Many residents stated that if they had known of the agreements’ contents or of the environmental impacts of mining exploration, they never would have signed the land access agreements.
When pressed, Newmont officials stated that these land access agreements would not be valid for any future mining activity.
Nesner emphasized that the existing degradation of Haiti’s environment, the centuries-old pattern of land grabbing, and the government’s demonstrated failure to respect the human rights of its people make the country uniquely vulnerable to extractive industry activities. Mining causes extensive damage to large amounts of land and has led to the displacement of communities all over the world. Land in Haiti for farming is already in short supply. Haiti’s propensity for earthquakes, moreover, creates unique risks for tailing dam failures, which have caused increasingly catastrophic fatalities and environmental destruction globally.
Nesner emphasized to the IACHR that the displacement of farmers by extractive industries is a violation of their human rights and must be rigorously condemned, including by international advocates.
Learning from the experiences of mining in other countries, KJM and other organizations continue to educate residents on the risks of mining and promote sustainable development pathways determined by Haitian people. This fall, KJM and the New York University Global Justice Clinic will be launching Ayiti Kanpe Min (Mining-Free Haiti), a website to provide Haitian communities with information about the mining industry, their legal rights, obligations of mining companies, and the risks posed by mining to Haitian communities.
Given the decades-long opposition to mining in Haiti, the mounting evidence of its catastrophic harm, and the growing number of countries banning the industry, Haiti may be well-positioned to become the first Caribbean country to ban metal mining. That is the hope of communities in Northwest Haiti fighting for their futures in a mining-free Haiti.
Yulanda Lui is a law student at New York University School of Law, interested in movement lawyering and in building the power of communities over their future.

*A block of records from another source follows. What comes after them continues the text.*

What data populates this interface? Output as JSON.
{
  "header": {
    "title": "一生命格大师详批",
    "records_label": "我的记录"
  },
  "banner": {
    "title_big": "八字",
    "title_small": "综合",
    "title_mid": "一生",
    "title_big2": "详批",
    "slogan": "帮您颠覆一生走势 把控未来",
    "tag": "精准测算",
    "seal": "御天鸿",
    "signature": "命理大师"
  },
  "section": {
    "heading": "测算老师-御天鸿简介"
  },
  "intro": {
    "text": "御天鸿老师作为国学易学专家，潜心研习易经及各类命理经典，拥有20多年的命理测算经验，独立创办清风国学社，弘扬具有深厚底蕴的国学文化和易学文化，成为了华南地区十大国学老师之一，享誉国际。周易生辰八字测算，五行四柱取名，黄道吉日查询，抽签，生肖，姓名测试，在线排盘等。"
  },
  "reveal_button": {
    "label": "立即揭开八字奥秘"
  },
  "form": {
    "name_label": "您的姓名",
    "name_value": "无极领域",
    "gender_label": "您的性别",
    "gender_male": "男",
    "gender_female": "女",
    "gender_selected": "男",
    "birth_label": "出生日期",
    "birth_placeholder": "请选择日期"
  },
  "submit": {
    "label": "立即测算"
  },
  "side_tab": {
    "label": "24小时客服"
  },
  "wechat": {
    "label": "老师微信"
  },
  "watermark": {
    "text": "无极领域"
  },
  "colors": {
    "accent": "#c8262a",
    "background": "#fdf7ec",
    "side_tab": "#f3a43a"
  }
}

Samuel Nesner is a community organizer who lives and works in Haiti. From 2013 – 2017, he served as one of five lead organizers with the Kolektif Jistis Min (KJM), a coalition of Haitian social movement organizations monitoring metal mining and supporting affected communities. He is currently studying law at Université Quisqueya in Port-au-Prince.